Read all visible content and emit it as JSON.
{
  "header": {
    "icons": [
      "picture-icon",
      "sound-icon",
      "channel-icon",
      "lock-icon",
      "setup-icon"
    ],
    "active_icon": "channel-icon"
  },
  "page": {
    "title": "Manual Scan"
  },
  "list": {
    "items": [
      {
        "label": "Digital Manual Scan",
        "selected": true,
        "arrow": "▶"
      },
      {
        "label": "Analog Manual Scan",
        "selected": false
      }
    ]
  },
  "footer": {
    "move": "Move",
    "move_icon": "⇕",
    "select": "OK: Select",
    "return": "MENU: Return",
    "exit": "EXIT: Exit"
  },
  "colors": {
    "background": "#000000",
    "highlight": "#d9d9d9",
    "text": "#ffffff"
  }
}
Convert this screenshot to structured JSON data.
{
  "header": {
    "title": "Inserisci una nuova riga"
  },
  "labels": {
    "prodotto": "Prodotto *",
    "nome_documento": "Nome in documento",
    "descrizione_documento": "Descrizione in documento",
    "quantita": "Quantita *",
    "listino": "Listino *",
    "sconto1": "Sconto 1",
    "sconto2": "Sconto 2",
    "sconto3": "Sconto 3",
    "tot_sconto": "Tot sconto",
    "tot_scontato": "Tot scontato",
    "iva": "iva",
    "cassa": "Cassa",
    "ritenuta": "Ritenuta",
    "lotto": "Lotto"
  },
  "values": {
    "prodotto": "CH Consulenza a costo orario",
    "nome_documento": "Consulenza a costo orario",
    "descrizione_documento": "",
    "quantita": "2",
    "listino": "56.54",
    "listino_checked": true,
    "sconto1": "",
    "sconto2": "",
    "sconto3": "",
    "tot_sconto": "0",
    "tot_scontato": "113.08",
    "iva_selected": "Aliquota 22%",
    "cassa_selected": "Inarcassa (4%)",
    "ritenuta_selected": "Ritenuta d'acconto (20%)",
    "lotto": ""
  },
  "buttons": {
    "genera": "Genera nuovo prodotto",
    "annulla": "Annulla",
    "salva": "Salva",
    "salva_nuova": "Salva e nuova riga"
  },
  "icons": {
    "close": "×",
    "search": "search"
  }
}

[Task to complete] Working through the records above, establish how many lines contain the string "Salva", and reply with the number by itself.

[Your response] 2